The National Park Service (NPS) is responsible for the management and protection of these extraordinary resources and for the well-being of park visitors. It is also responsible for overseeing all aspects of concession operations within the parks. TW recreational services, Inc. operates in the Everglades under a contract with the NPS to provide a variety of visitor services.
More than 1.6 million people visit Everglades and Biscayne National Parks each year. With your interest and assistance, their magnificent resources will continue to be protected and preserved for future generations.
Everglades National Park
Years ago, an unknown poet looked at the flat prairies and the seemingly endless acres of sedge that lay dense and hardy under the Florida sun, and probably thought about vast green glades, hence the name "Everglades." We don't know who gave the area its name, but it was well chosen, as was the order, Native American name for this area: Pahayokee, or "grassy waters."

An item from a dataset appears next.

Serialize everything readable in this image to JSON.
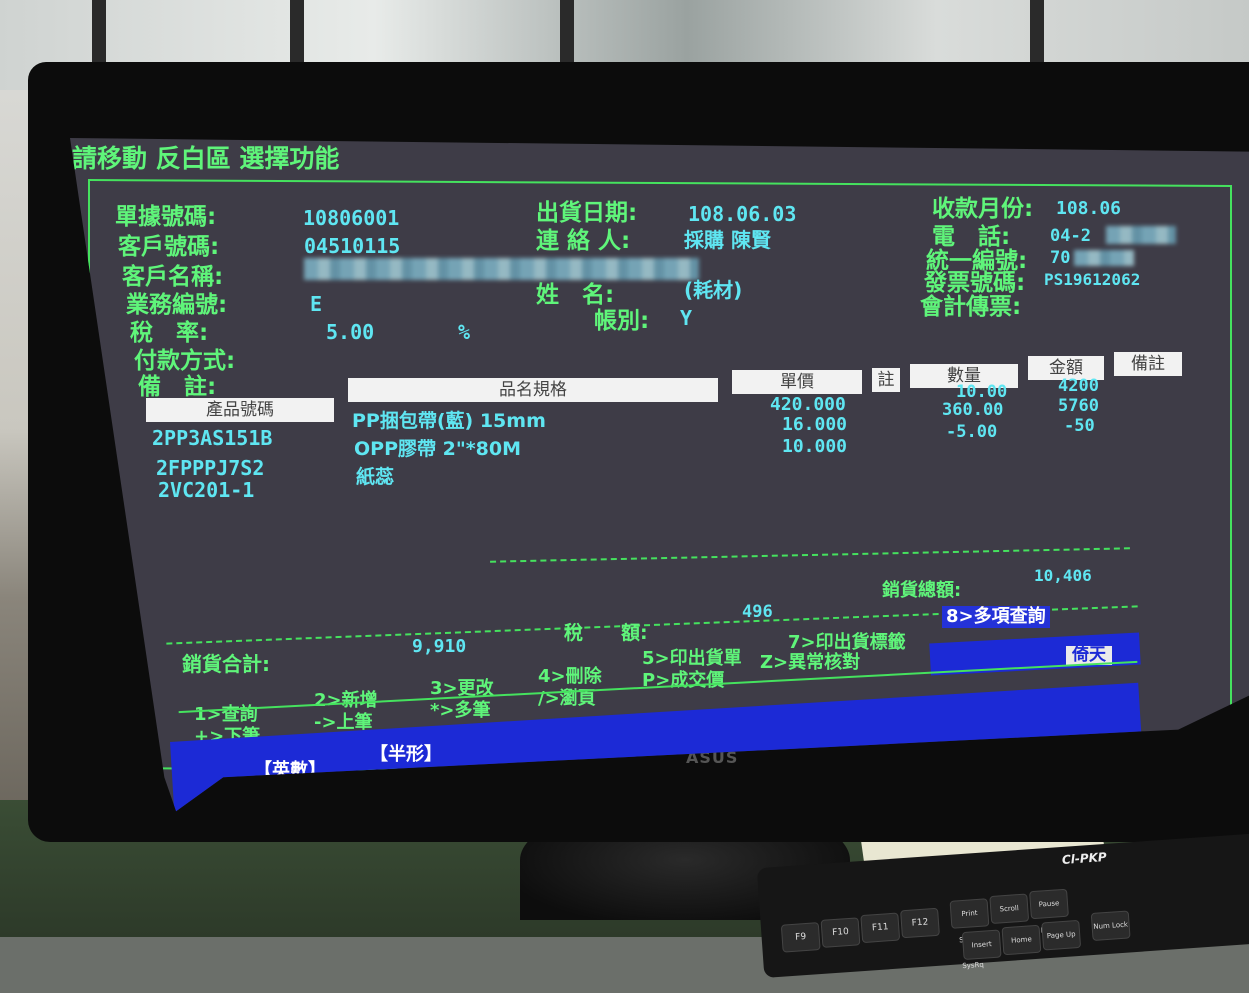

If the grasses could speak, they would tell us about an area unique in all the world, where a rare cmmmunity of plants and animals exists, where the rain-soaked summer grasses teem with life, much of which is sacrificed in the winter dryness that inevitably follows.
Struggle is woven into the very fabric of the Everglades. Within the animal world there is the ceaseless competition for available water and food. Native peoples struggled here for centuries to survive, and then later to keep what had been theirs for so long. Today, the struggle is of another sort; it is the fight to preserve a unique and hauntingly beautiful environment. Many committed groups and indivduals are working to support legislation tht will provide further protectiion for the Everglades.